We have a long list of police interactions with citizens who have histories of mental health and substance abuse problems. And they result in the deaths of those citizens, or officers, needlessly.
Isn’t it logical to expect violent reactions when cops interact with these unstable combinations?
Yes, most mentally ill people are not violent, but there are enough combinations of illness, substance and guns to wreak havoc.
Police “routinely” respond to conditions where someone is likely to be seriously hurt or die. We send police to reports of an EDP (Emotionally Disturbed Person) in the subway or a violent “domestic dispute” in an apartment and expect them to deal with it—flawlessly.
But these police responses are only dealing with the symptoms of our chronic societal disease. They are the “Aleve” that holds the community’s fever somewhat in check—until the next episode.
They respond to the location of the latest symptom—murder. They arrest shooters, subway shovers—after the fatalities

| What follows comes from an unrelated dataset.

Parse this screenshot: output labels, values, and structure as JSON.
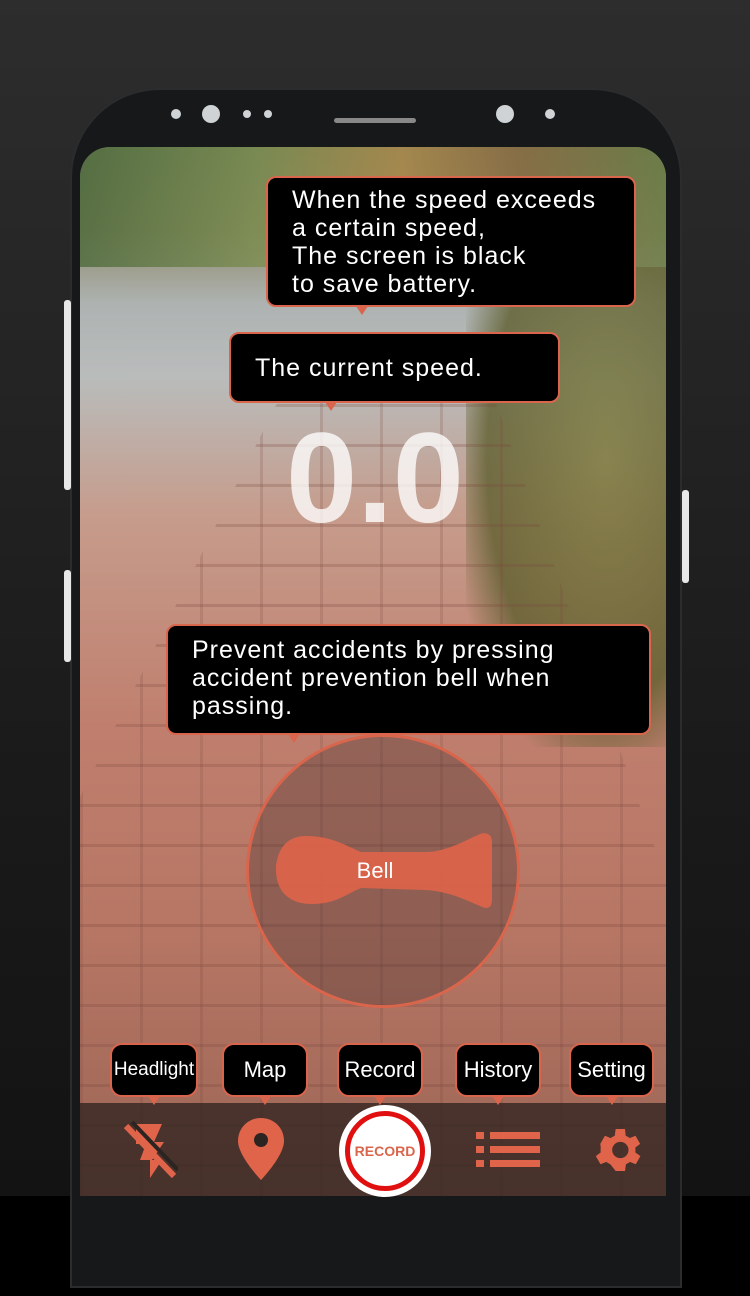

But our police can’t heal or even mitigate the underlying disorders. Effective mental health care for America is expensive, but so is the toll of death to our families. Effective gun control takes time and money, but if it keeps our families, our cops, safer, isn’t it worth it?
We mourn the deaths of both cops and civilians in their violent interactions. We grieve over shoppers gunned down in supermarkets. We suffer over ten-year-olds blasted in their classrooms. But mourning doesn’t change the underlying social diseases of mental illness, substance abuse and semi-automatic weaponry.
Kids shouldn’t die at ten.
Kids should grow and know the love of a mate, maybe have a family of their own. Perhaps even grow old to sit in front of a computer screen typing words. Humble words in hope that some hearts out there will open, some hearts will finally listen—and act.
And may God help us,
Categories: Guns in America